**What the task asks:** If a line of the data below holds the word "label", list it.

━━ Material for the task

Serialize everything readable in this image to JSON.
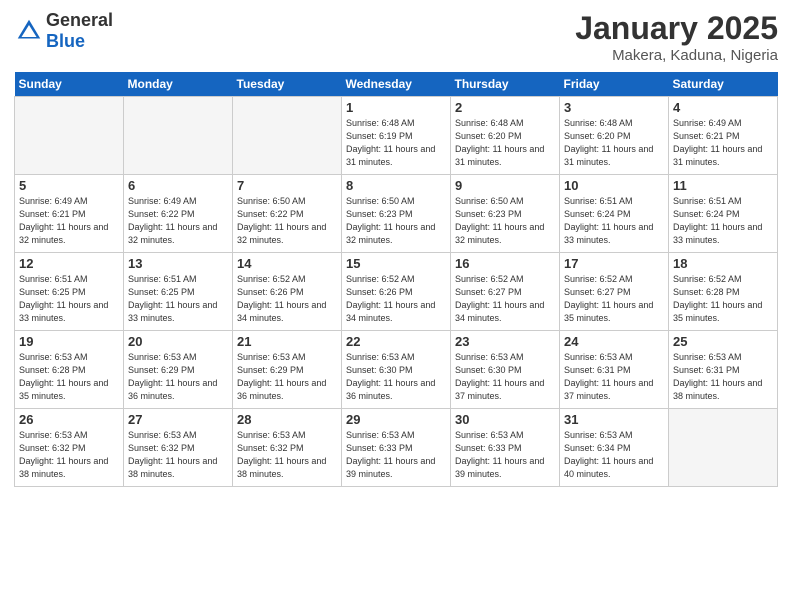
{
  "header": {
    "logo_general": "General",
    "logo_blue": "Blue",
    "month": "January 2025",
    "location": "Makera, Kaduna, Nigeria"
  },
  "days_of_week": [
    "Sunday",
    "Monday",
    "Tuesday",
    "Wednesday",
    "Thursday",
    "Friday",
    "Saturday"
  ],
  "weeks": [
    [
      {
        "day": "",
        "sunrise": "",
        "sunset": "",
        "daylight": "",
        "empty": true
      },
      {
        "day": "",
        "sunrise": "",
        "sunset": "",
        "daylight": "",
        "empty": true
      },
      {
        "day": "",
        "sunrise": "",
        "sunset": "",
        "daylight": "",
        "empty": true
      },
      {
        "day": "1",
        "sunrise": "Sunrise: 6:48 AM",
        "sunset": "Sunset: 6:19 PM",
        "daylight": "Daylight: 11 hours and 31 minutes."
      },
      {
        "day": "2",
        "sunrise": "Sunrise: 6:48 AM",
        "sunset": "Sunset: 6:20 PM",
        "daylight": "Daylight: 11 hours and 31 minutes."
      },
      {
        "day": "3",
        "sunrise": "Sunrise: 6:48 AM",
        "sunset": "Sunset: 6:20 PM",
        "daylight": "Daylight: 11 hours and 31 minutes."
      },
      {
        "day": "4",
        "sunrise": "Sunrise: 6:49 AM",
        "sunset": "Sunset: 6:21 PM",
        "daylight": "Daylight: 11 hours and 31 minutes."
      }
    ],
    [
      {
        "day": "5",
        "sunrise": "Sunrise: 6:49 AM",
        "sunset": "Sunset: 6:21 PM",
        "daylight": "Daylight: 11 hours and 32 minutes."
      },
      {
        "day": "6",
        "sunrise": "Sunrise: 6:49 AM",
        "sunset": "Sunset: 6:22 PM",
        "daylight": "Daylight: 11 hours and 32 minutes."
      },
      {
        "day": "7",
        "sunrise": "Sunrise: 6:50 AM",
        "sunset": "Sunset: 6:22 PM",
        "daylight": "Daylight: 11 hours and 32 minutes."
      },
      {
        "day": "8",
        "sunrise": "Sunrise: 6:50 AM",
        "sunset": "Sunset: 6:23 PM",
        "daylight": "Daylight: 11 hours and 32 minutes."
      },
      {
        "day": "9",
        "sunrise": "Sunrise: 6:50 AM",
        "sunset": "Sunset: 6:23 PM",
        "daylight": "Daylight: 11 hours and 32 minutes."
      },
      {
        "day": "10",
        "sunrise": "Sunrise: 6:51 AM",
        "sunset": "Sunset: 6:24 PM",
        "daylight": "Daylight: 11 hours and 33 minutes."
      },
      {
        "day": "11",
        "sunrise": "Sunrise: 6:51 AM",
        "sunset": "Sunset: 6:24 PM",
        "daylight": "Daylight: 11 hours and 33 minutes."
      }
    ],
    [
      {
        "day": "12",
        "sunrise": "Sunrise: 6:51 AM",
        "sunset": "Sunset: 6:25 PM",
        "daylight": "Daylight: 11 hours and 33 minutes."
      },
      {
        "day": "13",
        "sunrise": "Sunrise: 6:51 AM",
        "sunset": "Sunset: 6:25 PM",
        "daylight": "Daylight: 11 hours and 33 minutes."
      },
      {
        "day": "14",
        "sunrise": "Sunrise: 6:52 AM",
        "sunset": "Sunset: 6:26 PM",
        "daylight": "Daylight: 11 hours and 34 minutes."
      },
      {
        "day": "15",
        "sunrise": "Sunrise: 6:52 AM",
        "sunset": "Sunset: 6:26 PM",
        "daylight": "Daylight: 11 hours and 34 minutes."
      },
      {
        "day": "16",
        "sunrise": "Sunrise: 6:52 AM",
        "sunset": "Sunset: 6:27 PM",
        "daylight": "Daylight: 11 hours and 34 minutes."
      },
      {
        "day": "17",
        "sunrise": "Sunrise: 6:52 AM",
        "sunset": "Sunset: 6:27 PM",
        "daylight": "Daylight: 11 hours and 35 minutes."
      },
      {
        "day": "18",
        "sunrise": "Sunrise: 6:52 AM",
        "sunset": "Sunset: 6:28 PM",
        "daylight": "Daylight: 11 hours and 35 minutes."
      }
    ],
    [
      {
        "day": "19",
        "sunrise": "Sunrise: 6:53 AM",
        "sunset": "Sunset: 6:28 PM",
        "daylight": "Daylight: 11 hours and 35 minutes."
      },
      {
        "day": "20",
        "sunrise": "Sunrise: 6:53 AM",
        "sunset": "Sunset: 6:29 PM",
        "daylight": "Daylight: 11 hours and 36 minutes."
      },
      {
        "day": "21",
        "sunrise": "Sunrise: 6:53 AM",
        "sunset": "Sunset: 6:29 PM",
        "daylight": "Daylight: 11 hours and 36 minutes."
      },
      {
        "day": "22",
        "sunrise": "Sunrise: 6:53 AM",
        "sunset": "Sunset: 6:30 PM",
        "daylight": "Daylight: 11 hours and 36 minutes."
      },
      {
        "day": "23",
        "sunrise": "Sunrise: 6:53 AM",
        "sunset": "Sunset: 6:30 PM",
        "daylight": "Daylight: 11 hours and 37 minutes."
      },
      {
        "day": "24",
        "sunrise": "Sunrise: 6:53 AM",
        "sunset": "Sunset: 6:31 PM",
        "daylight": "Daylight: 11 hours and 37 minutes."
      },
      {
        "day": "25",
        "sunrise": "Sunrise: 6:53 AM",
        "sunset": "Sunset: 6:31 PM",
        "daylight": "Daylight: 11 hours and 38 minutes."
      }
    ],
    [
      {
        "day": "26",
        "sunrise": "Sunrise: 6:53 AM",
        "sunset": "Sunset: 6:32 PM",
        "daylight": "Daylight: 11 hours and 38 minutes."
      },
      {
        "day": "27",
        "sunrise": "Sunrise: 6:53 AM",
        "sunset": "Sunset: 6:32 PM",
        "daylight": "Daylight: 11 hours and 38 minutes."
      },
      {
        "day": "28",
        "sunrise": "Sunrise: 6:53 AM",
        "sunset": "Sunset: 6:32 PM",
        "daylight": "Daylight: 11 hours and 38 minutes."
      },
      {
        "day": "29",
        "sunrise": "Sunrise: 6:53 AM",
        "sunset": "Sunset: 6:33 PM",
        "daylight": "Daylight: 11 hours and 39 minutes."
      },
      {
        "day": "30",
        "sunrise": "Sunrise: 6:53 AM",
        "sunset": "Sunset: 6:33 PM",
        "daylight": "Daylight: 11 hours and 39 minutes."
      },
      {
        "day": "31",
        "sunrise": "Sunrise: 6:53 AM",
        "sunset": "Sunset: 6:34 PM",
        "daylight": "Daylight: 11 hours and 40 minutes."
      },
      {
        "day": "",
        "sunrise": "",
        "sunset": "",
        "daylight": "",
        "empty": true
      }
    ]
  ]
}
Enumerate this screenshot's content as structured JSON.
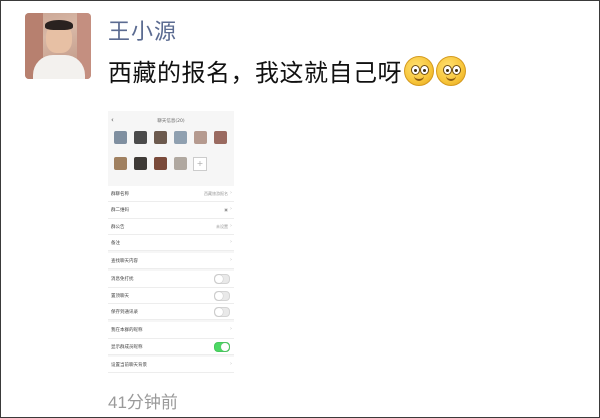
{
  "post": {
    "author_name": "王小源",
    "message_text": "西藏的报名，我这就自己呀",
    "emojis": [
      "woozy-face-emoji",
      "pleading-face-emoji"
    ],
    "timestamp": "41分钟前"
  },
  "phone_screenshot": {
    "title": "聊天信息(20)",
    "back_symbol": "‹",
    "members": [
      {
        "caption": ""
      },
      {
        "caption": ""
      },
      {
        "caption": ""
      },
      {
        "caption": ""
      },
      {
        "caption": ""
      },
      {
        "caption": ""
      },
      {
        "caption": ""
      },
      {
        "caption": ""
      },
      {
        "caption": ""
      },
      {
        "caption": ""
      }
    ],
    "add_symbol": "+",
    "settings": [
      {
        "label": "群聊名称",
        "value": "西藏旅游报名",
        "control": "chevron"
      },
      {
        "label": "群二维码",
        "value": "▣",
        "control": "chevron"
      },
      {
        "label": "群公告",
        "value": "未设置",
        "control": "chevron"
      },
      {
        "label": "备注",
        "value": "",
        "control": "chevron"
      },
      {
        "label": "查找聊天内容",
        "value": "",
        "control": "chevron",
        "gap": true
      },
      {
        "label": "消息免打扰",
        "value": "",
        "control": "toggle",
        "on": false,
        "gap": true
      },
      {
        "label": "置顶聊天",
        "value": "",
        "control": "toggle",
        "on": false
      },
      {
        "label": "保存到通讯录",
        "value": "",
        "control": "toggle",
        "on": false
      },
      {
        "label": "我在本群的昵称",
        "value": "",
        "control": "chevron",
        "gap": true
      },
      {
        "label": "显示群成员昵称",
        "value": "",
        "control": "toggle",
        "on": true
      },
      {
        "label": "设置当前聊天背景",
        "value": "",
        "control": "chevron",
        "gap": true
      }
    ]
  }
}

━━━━

**Solution for this exercise:**
        "label": "群聊名称",
        "label": "群二维码",
        "label": "群公告",
        "label": "备注",
        "label": "查找聊天内容",
        "label": "消息免打扰",
        "label": "置顶聊天",
        "label": "保存到通讯录",
        "label": "我在本群的昵称",
        "label": "显示群成员昵称",
        "label": "设置当前聊天背景",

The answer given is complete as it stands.